US stocks tumbled on Monday in thin trade, with the S&P 500 posting its biggest daily decline in four weeks, as soaring coronavirus cases and uncertainty about a fiscal relief bill in Washington dimmed the outlook for the U.S. economic recovery.
The United States, Russia and France set daily records for coronavirus infections. The number of hospitalized Americans with COVID-19 jumped to a two-month high.
Travel-related stocks, vulnerable to COVID-19 related curbs, fell sharply. The S&P 1500 airlines index fell about 5.6% while cruise line operators Carnival Corp fell 8.66% and Royal Caribbean Cruises Ltd slid 9.65%, the biggest decliner among S&P500 companies.
“Fears about COVID-19 resurgence and the continued failure to reach a fiscal policy package between Republicans and Democrats has investors unnerved,” said Michael Arone, chief investment strategist at State Street Global Advisors in Boston.
“Those are the two biggest drivers of today’s decline.”
The energy index tracked a more than 3% fall in oil prices, falling 3.47%. The economically sensitive industrials and financials also posted steep declines among S&P sectors.
The big price moves came as trading volume was less than the daily October average.
“From our clients’ perspective, the uncertainty is causing them to stay on the sidelines. So you’re seeing a lack of buyers, generally speaking,” said King Lip, chief strategist at Baker Avenue Asset Management in San Francisco.
U.S. House of Representatives Speaker Nancy Pelosi spoke with Treasury Secretary Steven Mnuchin about COVID-19 relief legislation. She remains optimistic an agreement can be reached before the election, a Pelosi spokesman said.
Wall Street’s fear gauge hit its highest in more than seven weeks as uncertainty grew over the Nov. 3 election. Some 60 million Americans have voted in a record-breaking early turnout as Trump and Democratic challenger Joe Biden entered their final week of campaigning.
The week marks one of the busiest of the third-quarter earnings season that will see results from mega-cap U.S. tech firms including Apple Inc, Amazon.com Inc, Google-parent Alphabet Inc and Facebook Inc.
The tech sector is among the only three sectors apart from healthcare and consumer staples expected to post an increase in profit from a year earlier.
Of the 139 companies in the S&P 500 that have reported earnings so far, 83.5% have beaten Wall Street expectations, according to Refinitiv data.
The Dow Jones Industrial Average fell 650.19 points, or 2.29%, to 27,685.38. The S&P 500 lost 64.42 points, or 1.86%, to 3,400.97 and the Nasdaq Composite dropped 189.35 points, or 1.64%, to 11,358.94.
Volume on U.S. exchanges was 8.72 billion shares, lower than the 20-day average of 8.9 billion shares.

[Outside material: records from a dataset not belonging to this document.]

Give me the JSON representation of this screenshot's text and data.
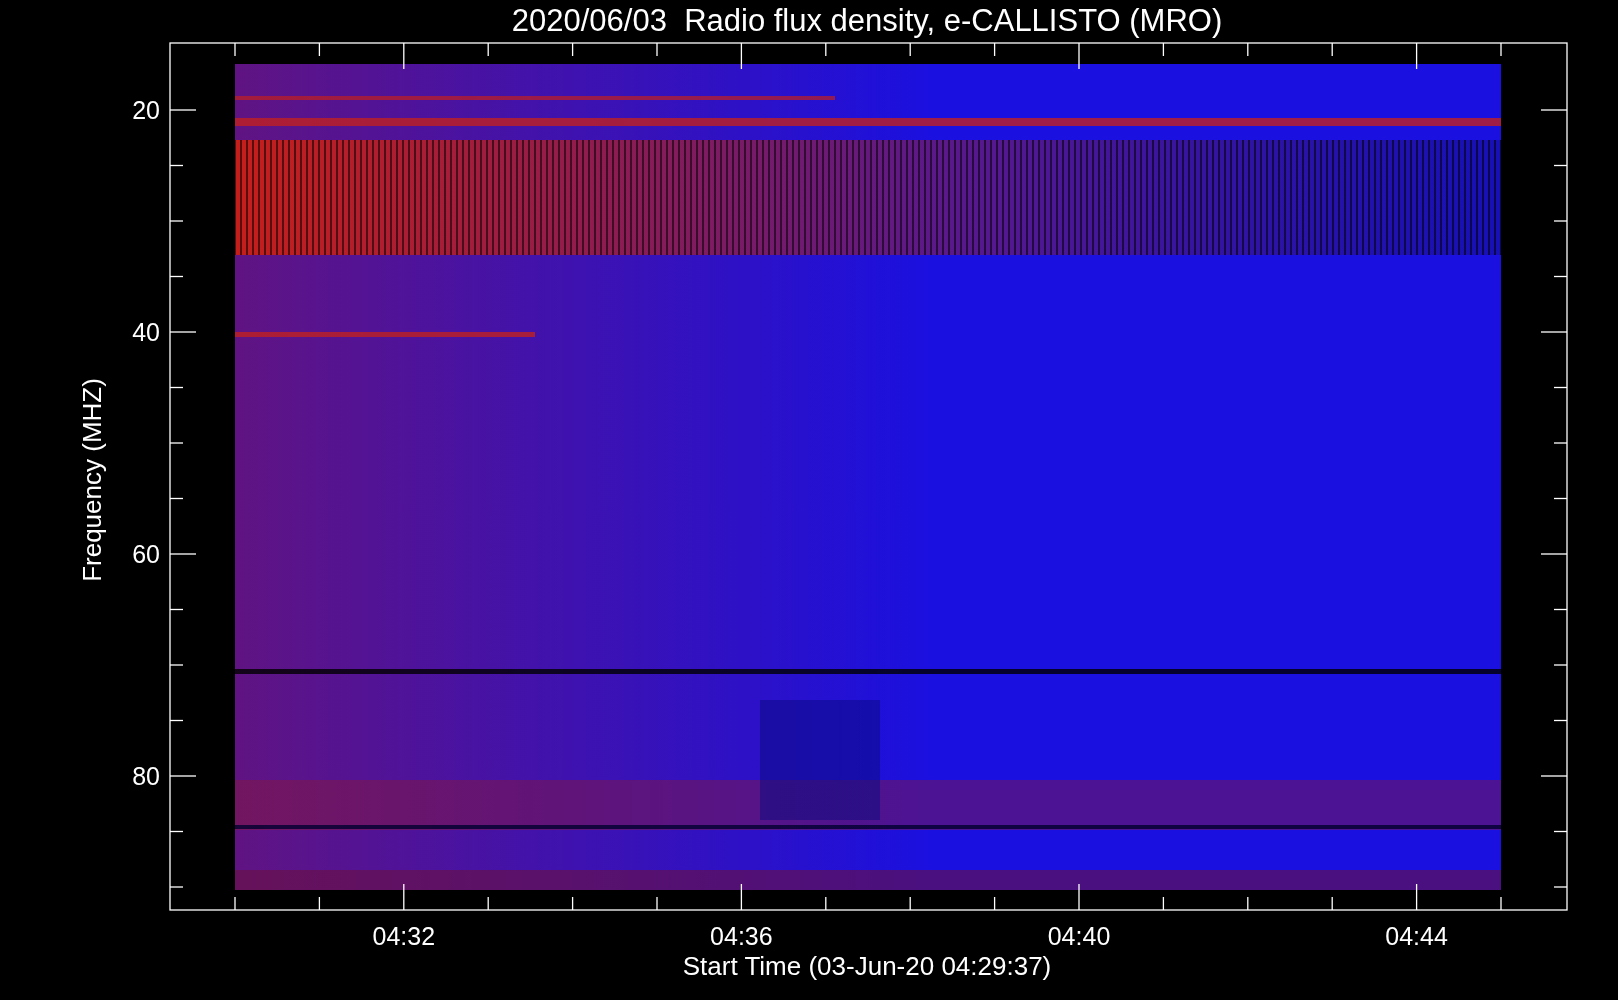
{
  "title": "2020/06/03  Radio flux density, e-CALLISTO (MRO)",
  "y_axis": {
    "label": "Frequency (MHZ)",
    "ticks": [
      "20",
      "40",
      "60",
      "80"
    ]
  },
  "x_axis": {
    "label": "Start Time (03-Jun-20 04:29:37)",
    "ticks": [
      "04:32",
      "04:36",
      "04:40",
      "04:44"
    ]
  }
}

Software company Oracle Corp fell 4.02% after German rival SAP abandoned medium-term profitability targets and warned of a longer-than-expected recovery time from the pandemic hit.
Hasbro Inc tumbled 9.35% as quarterly adjusted revenue fell due to coronavirus-led delays in production of movies and TV shows.

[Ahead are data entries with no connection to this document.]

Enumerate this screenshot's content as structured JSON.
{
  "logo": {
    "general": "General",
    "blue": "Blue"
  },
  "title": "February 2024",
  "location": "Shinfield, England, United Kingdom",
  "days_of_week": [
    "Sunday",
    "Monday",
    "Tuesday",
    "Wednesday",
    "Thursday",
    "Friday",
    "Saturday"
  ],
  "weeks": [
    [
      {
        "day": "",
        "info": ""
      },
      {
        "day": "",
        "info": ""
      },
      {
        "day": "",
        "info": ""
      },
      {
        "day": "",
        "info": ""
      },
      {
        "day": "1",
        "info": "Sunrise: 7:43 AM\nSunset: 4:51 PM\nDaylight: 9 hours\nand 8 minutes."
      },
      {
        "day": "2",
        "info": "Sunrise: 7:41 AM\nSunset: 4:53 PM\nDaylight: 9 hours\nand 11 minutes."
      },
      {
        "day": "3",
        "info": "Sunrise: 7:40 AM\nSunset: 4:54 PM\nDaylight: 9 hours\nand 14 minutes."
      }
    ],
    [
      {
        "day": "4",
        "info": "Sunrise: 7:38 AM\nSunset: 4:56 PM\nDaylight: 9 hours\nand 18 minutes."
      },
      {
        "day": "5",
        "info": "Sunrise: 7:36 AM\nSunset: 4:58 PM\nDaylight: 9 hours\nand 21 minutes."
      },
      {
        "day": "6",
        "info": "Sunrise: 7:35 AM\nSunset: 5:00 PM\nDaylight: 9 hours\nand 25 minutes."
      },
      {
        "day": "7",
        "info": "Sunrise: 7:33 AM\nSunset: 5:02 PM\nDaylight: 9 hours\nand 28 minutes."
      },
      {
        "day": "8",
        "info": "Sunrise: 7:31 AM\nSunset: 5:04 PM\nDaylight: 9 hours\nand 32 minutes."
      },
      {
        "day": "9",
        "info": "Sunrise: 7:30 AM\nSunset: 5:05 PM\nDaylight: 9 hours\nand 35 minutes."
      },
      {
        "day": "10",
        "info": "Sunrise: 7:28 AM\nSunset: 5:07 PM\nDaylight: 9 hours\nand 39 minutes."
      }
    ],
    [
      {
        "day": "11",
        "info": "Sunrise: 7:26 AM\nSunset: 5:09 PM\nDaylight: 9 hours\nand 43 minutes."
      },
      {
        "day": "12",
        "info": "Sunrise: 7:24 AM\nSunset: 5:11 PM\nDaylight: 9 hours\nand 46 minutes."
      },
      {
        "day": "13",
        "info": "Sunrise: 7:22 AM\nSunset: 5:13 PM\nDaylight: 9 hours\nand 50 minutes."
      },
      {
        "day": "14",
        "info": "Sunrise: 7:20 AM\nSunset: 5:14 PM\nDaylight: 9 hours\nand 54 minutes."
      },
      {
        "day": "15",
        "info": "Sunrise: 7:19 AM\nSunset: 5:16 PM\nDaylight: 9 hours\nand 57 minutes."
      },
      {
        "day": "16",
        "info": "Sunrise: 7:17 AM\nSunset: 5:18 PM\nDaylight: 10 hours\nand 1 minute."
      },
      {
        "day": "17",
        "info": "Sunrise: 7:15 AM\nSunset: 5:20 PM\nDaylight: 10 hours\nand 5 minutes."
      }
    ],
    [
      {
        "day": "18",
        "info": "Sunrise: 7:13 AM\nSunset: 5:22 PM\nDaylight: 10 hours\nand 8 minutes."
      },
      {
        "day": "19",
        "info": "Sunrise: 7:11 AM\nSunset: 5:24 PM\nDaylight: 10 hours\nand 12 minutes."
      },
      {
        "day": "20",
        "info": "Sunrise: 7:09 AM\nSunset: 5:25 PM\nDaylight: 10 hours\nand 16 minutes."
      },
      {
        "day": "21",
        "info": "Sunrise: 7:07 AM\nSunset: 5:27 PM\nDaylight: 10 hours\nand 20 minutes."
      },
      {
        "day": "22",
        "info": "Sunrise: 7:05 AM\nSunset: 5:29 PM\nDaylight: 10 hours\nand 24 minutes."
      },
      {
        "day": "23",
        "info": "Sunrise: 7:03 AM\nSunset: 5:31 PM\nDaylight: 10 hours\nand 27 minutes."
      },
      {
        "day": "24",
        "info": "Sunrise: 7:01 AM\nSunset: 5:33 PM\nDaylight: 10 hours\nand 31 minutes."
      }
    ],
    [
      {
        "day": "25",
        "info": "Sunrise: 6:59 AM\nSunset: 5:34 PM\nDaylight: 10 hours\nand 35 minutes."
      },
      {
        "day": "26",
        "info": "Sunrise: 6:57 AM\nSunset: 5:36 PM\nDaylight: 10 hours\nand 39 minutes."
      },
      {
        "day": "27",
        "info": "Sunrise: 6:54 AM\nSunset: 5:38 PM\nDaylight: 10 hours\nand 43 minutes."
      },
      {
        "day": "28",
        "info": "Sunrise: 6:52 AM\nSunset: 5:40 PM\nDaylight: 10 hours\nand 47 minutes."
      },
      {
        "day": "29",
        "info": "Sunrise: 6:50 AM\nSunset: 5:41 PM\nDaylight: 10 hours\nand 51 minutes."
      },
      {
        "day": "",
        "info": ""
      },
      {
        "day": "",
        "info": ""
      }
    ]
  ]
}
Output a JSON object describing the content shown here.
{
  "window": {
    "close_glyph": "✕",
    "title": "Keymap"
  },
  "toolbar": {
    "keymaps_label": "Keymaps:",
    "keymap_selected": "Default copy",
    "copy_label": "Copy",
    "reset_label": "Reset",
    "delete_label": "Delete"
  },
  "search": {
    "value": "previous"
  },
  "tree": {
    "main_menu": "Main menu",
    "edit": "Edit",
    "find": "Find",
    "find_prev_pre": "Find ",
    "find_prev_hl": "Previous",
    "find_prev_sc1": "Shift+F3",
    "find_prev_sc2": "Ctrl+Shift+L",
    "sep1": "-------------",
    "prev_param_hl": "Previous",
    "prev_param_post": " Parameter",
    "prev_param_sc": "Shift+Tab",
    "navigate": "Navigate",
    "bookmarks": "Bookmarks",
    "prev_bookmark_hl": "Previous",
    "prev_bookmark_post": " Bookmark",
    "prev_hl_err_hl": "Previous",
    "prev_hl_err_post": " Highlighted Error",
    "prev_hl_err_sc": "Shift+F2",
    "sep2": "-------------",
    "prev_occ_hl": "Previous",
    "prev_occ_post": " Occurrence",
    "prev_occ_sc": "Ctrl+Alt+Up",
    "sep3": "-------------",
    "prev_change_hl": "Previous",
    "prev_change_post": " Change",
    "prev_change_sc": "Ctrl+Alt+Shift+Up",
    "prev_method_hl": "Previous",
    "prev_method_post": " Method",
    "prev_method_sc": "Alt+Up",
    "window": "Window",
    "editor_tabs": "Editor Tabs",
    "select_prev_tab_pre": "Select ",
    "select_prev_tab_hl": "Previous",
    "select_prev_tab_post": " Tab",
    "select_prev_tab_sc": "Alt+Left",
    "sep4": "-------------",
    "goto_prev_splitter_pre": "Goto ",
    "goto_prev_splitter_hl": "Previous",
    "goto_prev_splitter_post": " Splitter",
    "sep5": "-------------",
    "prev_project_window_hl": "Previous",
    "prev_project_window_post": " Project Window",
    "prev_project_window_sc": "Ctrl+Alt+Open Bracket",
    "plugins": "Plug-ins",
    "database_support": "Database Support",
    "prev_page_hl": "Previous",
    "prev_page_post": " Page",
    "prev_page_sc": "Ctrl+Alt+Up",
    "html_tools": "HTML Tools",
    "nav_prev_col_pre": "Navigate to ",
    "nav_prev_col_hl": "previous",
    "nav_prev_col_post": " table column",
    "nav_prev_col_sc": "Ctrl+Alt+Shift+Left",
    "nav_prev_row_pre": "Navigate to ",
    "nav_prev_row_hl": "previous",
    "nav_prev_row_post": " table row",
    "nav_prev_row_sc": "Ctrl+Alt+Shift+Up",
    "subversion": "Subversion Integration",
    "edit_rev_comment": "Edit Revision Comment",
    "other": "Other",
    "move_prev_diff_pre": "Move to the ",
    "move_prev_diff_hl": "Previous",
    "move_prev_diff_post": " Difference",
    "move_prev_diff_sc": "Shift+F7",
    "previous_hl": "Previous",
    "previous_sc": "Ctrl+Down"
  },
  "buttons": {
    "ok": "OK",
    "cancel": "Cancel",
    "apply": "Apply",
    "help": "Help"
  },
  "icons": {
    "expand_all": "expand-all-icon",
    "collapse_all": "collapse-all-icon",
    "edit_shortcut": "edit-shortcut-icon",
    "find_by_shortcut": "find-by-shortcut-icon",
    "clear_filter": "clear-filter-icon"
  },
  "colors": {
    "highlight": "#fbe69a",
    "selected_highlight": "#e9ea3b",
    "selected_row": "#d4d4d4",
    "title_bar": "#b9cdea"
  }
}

Companies deemed stay-at-home winners including Amazon.com Inc, Zoom Video Communications Inc and video game companies Activision Blizzard Inc and Take-Two Interactive Software Inc rose, bucking the downtrend.
Declining issues outnumbered advancing ones on the NYSE by a 6.23-to-1 ratio; on Nasdaq, a 4.52-to-1 ratio favored decliners.

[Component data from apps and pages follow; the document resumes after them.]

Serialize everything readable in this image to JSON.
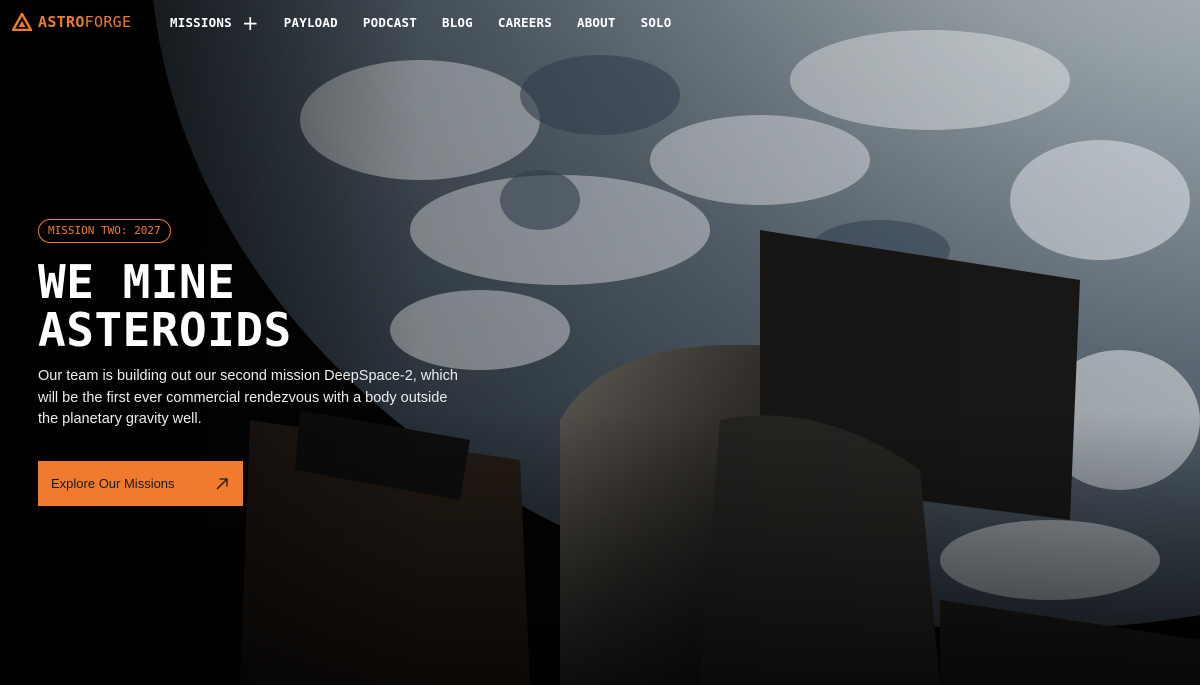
{
  "brand": {
    "name_part1": "ASTRO",
    "name_part2": "FORGE",
    "accent": "#f07b2e",
    "logo_icon": "astroforge-logo-icon"
  },
  "nav": {
    "missions": "MISSIONS",
    "missions_expand_icon": "plus-icon",
    "payload": "PAYLOAD",
    "podcast": "PODCAST",
    "blog": "BLOG",
    "careers": "CAREERS",
    "about": "ABOUT",
    "solo": "SOLO"
  },
  "hero": {
    "badge": "MISSION TWO: 2027",
    "headline_line1": "WE MINE",
    "headline_line2": "ASTEROIDS",
    "subtext": "Our team is building out our second mission DeepSpace-2, which will be the first ever commercial rendezvous with a body outside the planetary gravity well.",
    "cta_label": "Explore Our Missions",
    "cta_icon": "arrow-up-right-icon",
    "background_image": "earth-from-space-station"
  }
}
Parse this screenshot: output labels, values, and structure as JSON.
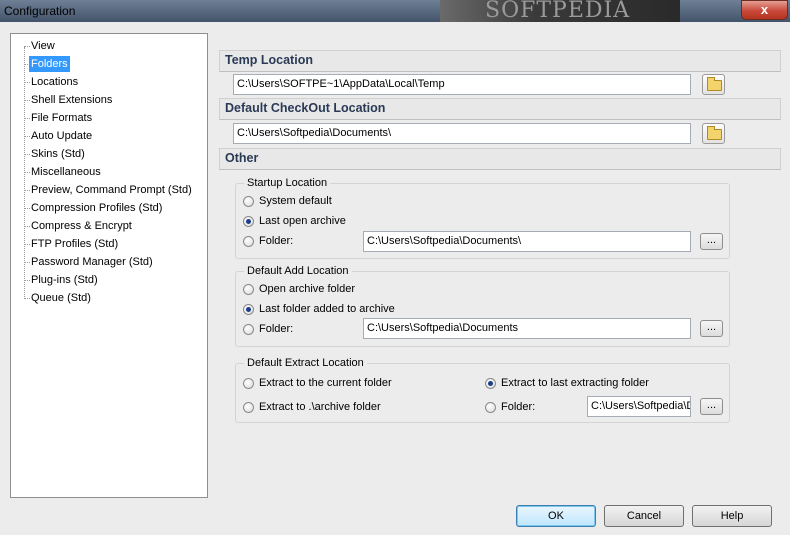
{
  "window": {
    "title": "Configuration",
    "close_label": "x",
    "watermark": "SOFTPEDIA"
  },
  "tree": {
    "items": [
      "View",
      "Folders",
      "Locations",
      "Shell Extensions",
      "File Formats",
      "Auto Update",
      "Skins (Std)",
      "Miscellaneous",
      "Preview, Command Prompt (Std)",
      "Compression Profiles (Std)",
      "Compress & Encrypt",
      "FTP Profiles (Std)",
      "Password Manager (Std)",
      "Plug-ins (Std)",
      "Queue (Std)"
    ],
    "selected": "Folders"
  },
  "temp_location": {
    "header": "Temp Location",
    "path": "C:\\Users\\SOFTPE~1\\AppData\\Local\\Temp"
  },
  "checkout_location": {
    "header": "Default CheckOut Location",
    "path": "C:\\Users\\Softpedia\\Documents\\"
  },
  "other": {
    "header": "Other",
    "startup": {
      "legend": "Startup Location",
      "opt_system": "System default",
      "opt_last": "Last open archive",
      "opt_folder": "Folder:",
      "folder_path": "C:\\Users\\Softpedia\\Documents\\",
      "selected": "Last open archive"
    },
    "add": {
      "legend": "Default Add Location",
      "opt_open": "Open archive folder",
      "opt_last": "Last folder added to archive",
      "opt_folder": "Folder:",
      "folder_path": "C:\\Users\\Softpedia\\Documents",
      "selected": "Last folder added to archive"
    },
    "extract": {
      "legend": "Default Extract Location",
      "opt_current": "Extract to the current folder",
      "opt_last": "Extract to last extracting folder",
      "opt_archive": "Extract to .\\archive folder",
      "opt_folder": "Folder:",
      "folder_path": "C:\\Users\\Softpedia\\D",
      "selected": "Extract to last extracting folder"
    }
  },
  "browse_label": "...",
  "buttons": {
    "ok": "OK",
    "cancel": "Cancel",
    "help": "Help"
  }
}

The S&P 500 posted four new 52-week highs and two new lows; the Nasdaq Composite recorded 28 new highs and 52 new lows.